‘Our whole civilization seems to rely on mental causation. If somebody saves another person we think ‘Oh that is a good person.’ If somebody harms others, we think that’s evil. All of this only makes sense if the mind can cause our actions.’
Neither morality nor mentality can be reduced to physical phenomena, he adds. As an anti-reductionist, he believes mental states and moral values have distinctive features. ‘They’re not the kind of stuff that can be reduced to the physical,’ he says.
This makes Professor Zhong an ‘autonomist.’ In this picture, the units of physics are interacting at one metaphysical level, while the higher-level entities of the world interact in a more-complex web on another level.

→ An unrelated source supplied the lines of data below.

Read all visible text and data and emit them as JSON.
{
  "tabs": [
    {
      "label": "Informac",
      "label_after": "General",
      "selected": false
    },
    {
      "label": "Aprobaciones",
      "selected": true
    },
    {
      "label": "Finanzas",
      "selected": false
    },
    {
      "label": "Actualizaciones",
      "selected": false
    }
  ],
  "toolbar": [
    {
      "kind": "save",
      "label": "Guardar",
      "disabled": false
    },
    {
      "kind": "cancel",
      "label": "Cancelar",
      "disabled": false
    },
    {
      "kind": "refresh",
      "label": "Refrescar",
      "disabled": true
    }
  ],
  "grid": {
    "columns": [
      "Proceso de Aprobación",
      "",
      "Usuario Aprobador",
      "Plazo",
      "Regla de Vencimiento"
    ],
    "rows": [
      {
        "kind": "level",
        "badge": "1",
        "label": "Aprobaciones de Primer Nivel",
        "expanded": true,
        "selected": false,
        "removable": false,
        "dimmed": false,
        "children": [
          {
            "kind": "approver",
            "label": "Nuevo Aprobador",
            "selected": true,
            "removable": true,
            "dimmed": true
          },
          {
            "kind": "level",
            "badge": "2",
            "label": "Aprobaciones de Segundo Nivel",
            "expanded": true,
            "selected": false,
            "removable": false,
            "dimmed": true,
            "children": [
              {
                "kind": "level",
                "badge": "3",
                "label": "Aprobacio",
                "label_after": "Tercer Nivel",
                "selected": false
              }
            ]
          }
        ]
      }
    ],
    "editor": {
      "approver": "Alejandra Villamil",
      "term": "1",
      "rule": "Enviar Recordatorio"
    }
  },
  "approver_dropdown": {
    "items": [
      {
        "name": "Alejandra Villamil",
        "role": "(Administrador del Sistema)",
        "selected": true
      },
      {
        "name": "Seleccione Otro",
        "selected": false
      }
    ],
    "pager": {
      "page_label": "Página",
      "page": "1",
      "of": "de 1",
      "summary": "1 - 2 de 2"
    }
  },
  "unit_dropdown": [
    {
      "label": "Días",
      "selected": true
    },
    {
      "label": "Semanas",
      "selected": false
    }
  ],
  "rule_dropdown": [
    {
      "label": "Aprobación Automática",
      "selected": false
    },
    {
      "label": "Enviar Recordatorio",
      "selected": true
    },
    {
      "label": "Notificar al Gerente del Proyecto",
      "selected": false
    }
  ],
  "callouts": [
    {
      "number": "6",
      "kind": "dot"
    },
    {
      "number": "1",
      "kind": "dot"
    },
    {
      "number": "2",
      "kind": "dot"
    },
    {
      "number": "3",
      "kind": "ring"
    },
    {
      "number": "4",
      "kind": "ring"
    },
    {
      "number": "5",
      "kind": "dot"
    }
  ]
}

Such findings on fundamental philosophical problems are difficult to understand, and even tougher to come by. To come to conclusions about mental causation, a philosopher must have a solid background in metaphysics, the philosophies of the mind and of science, and even moral philosophy.
Professor Zhong, an associate professor in CUHK’s Department of Philosophy, is one of the very few Chinese scholars contributing to the field of contemporary Western philosophy. That’s led to international discussion of his work, through papers such as "Sophisticated Exclusion and Sophisticated Causation" and "Physicalism, Psychism, and Phenomenalism", both appearing in The Journal of Philosophy.
How does Professor Zhong work? By thinking a lot. He spends three to four hours of almost every day writing and thinking. In the process of writing, he often finds that initially appealing arguments need to be revised or abandoned.
‘Only if you can write clearly, can you think clearly,’ he explains. ‘Writing is a necessary process of good thinking.’
In terms of real-world impact, philosophers serve a more abstract purpose than scientists. While those folks in lab coats may come to very important findings under the microscope, Professor Zhong’s work takes place at a more fundamental level, pondering issues that nevertheless affect us all.
‘I believe philosophical questions are not just philosopher’s questions, but our questions,’ Professor Zhong says. ‘They concern the human self, mind, morality and society.’
That hand raised in class, then, is good pause for thought. The student, hopefully, has something good to say. And Professor Zhong hopes he has a well-considered reply.
‘It’s always difficult to make an original and good contribution to fundamental philosophical issues that have already been discussed by other smart people,’ he says. ‘Philosophy is hard. I need to think and think.’
By Alex Frew McMillan